▶ Excerpted data
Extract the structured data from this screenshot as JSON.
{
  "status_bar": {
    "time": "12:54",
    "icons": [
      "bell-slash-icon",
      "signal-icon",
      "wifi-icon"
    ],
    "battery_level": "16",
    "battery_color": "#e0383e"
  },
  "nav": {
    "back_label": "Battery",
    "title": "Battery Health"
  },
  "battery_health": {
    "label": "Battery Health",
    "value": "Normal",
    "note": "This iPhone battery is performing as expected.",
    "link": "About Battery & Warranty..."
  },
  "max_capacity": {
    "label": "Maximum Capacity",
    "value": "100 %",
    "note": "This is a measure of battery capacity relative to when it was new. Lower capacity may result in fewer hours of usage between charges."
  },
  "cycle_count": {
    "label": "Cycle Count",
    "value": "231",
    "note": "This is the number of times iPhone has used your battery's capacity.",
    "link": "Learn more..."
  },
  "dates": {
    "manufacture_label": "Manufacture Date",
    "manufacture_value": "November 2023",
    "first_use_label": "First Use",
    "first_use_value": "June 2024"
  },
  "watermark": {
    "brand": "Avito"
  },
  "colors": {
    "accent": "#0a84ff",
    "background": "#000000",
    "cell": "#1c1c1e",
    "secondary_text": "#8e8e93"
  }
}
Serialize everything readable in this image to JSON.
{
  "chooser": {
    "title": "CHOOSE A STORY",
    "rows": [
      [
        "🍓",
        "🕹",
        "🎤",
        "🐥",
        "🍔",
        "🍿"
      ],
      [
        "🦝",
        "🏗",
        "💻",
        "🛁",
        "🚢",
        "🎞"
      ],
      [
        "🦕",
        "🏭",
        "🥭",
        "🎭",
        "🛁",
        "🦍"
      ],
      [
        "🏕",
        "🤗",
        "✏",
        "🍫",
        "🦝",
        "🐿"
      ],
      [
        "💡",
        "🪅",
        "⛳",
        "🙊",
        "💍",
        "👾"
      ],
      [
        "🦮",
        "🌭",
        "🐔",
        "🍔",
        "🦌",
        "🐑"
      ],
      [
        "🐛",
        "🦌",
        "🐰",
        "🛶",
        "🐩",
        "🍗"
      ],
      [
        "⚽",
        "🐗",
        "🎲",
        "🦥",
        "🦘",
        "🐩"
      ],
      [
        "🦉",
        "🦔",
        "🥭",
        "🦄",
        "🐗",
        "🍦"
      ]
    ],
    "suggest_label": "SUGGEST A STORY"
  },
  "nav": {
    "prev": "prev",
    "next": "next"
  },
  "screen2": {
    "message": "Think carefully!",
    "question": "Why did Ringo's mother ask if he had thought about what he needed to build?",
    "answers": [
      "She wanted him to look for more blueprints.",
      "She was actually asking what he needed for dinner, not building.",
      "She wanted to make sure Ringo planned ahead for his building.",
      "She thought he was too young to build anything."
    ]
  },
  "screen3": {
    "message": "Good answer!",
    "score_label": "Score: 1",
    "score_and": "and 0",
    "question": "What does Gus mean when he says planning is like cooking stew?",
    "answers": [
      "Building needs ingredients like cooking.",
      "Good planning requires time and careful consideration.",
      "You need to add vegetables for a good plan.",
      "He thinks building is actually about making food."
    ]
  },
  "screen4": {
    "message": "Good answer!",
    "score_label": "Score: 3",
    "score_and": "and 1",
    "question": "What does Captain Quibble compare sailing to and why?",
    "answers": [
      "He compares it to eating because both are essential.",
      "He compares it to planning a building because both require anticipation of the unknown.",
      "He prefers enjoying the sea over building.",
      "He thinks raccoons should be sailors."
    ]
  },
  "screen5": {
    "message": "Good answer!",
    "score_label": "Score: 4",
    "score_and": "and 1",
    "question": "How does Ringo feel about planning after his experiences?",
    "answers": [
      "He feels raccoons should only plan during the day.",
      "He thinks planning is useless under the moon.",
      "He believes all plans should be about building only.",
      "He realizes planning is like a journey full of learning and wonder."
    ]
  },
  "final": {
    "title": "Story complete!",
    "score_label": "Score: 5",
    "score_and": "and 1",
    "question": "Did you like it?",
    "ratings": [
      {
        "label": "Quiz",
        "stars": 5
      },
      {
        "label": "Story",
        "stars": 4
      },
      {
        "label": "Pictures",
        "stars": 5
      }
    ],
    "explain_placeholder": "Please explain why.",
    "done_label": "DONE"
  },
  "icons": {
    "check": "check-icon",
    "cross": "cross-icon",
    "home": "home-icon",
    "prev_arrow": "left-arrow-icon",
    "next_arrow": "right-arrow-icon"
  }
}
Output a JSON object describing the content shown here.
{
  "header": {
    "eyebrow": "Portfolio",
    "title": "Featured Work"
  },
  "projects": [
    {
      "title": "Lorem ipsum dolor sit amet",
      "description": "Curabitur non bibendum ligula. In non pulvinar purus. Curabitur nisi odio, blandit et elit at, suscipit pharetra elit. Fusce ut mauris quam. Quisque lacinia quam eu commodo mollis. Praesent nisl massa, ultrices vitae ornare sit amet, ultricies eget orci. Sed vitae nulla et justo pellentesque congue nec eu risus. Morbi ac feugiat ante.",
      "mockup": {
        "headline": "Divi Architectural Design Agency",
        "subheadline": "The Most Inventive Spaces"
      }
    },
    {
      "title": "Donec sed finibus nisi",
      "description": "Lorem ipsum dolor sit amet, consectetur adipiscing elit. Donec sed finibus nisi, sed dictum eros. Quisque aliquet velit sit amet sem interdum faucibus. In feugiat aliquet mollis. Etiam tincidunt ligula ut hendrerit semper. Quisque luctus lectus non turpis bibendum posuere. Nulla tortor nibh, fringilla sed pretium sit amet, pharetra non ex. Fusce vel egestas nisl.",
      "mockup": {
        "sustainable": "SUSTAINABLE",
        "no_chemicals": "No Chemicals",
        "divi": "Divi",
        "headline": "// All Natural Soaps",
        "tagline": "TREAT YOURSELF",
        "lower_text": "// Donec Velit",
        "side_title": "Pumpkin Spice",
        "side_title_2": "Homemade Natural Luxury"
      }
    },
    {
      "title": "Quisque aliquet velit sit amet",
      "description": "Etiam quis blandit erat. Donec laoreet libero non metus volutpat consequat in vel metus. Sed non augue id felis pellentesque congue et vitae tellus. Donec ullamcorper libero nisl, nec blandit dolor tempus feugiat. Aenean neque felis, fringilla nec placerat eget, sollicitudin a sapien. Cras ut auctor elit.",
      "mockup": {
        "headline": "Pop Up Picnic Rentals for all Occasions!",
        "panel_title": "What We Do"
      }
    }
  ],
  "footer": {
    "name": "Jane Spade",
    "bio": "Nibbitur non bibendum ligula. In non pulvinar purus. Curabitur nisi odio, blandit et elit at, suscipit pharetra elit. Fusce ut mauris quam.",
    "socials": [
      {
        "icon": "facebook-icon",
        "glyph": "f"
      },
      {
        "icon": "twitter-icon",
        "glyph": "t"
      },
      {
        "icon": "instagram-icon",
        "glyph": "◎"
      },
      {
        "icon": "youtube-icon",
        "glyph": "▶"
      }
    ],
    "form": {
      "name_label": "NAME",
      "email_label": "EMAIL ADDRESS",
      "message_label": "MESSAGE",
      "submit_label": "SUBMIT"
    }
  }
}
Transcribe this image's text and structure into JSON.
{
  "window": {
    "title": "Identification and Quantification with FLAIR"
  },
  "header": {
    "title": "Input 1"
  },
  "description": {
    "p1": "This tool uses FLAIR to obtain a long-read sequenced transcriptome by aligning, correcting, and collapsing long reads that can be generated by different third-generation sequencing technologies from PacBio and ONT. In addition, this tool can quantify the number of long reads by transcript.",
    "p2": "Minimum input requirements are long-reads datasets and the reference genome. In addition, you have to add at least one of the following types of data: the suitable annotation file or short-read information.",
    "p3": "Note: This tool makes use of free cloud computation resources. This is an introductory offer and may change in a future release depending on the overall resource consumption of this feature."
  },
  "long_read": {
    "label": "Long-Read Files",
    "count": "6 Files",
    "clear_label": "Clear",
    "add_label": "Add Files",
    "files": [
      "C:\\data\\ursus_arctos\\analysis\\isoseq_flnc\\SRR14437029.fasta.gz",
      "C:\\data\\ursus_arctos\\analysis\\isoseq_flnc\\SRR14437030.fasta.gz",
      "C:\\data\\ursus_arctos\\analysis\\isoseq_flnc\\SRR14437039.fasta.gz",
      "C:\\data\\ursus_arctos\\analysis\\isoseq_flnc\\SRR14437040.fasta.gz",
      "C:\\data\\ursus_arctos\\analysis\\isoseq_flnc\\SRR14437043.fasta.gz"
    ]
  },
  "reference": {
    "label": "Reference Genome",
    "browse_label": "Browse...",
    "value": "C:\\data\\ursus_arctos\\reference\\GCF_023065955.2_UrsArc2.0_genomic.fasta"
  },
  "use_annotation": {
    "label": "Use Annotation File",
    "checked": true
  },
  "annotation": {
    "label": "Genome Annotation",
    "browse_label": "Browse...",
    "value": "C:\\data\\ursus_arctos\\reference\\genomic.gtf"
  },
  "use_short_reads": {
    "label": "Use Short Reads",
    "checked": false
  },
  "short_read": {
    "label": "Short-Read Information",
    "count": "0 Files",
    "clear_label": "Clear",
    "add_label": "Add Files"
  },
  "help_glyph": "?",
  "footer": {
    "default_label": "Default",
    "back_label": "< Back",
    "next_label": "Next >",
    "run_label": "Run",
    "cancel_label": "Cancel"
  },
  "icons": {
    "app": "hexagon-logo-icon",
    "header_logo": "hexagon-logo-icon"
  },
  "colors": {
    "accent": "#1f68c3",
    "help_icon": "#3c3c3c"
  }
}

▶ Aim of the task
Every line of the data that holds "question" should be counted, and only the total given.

▶ Result of the exercise
5